In May this year, it’ll be 52 years since my mother died. That was 2 days after my 16th birthday and my memory of the day is, perhaps understandably, a little hazy. She was the victim of an idiot driver who reversed down a road in a place hidden from oncoming traffic. My father, driving with her as passenger, had to take immediate avoiding action only to see too late that a concrete mixer lorry was speeding down the road toward him. They never had a chance. In the days before seat belts were compulsory, my Mum went through the windscreen as the vehicles collided head on. Dad was thrown through the passenger door and escaped with minor injuries. He was never the same. Mum died instantly.
That happened on the Monday that I’d been to an event where I was being tested as a potential candidate to join the Royal Air Force.
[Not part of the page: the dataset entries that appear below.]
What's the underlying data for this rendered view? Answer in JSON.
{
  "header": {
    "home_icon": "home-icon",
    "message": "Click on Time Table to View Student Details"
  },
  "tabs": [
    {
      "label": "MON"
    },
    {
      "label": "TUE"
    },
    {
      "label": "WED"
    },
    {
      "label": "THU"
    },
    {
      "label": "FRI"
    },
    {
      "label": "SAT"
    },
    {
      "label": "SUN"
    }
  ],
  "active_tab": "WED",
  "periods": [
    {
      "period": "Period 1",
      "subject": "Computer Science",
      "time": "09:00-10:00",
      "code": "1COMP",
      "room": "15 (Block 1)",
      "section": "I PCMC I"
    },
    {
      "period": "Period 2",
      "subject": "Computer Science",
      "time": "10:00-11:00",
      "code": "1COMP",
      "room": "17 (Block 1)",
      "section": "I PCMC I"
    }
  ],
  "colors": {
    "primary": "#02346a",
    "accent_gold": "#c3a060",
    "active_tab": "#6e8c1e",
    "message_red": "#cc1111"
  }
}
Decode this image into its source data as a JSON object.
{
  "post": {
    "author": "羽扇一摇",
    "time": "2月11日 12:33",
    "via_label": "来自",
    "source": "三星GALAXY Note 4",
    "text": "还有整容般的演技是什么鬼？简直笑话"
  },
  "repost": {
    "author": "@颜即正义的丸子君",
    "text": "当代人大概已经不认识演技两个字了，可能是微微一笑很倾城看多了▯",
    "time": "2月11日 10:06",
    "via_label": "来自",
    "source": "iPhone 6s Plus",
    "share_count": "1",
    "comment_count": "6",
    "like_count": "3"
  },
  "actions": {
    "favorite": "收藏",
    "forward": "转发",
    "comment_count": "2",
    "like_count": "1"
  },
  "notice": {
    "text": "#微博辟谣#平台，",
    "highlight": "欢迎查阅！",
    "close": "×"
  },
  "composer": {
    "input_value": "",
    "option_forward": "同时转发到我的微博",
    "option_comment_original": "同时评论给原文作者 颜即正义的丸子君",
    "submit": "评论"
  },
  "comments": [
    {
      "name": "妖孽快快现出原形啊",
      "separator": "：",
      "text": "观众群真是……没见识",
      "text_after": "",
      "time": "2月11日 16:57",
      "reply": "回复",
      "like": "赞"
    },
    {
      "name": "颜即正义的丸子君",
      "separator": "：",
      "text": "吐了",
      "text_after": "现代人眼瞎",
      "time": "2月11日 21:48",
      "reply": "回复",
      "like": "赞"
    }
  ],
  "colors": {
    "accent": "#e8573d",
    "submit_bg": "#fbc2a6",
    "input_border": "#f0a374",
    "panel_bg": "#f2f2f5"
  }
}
I returned home to find the house occupied only by my elder sister and my younger brother. No sign of our parents.
Around teatime, a car identical to my father’s pulled up. Dad got out of the driver’s side. His best friend, Bert, was with him, and I realised it was Bert’s car. He’d insisted my father drive home so that he wouldn’t lose his nerve, as driving was essential to his job as a commercial traveller.
Bert collected my brother, then seven years old, and took him out of earshot as Dad explained to my sister and I that our Mum was dead. It changed all our lives.
So, I lost my Mum when I was a teenager. She’d been my best friend for much of that time. We could talk about anything. She was a caring, loving, and well-loved woman: the floral tributes on the day of her funeral filled one room completely. She was a painter, a gifted artist who’d been denied the chance of making progress in that field by a combination of events outside her control and her own concern to care for her family. I used to love to sit and watch her paint on the odd occasions she had time and opportunity.
When I wrote my first stumbling stories as exercises for school homework, she would listen and make the odd suggestion for improvement, but she always encouraged me. She provided me with a solid foundation in love that also taught me to respect women from an early age; to treat them as equals rather than the second class citizens the then prevalent paternalism made them. But she was also a lover of fun. I recall when I was about 11 or 12, she had drawn designs of flowers on my face using an eyebrow pencil, covering most of my skin with patterns. I was happy to be her canvas. She then recalled we needed bread and sent me off to the baker’s in the town square. I was curious about the odd looks I received as I walked through the streets and the smirks on the faces of the shop girls. Only when I was preparing for bed later did I see the patterns on my face in the mirror and smile at her joke.
I wonder whether I would really have joined the RAF to become a photographer had she lived. I’d have passed more of my exams that May and June and had more reason to stay home. I’d probably have gone instead to art college, which would have been much more suited to my personality.
It was years before I could think of her without tears falling. I still miss her; wish she could have met my wife and my daughter. She’d have made a wonderful mum-in-law and grandmother.
I remember her as a woman of courage, good humour, talent and real kindness. And her steadfast love allowed me to enjoy a childhood that even now I look back on as rather idyllic, in spite of our relative material shortages.
So, on this Mothers’ Day, I dedicate my thoughts to my Mum and give thanks that I had her love, even if only for a short time. Her memory will reside inside me for good and I live a life made better by her care for me when her child. Thanks, Mum. I’ll always love you.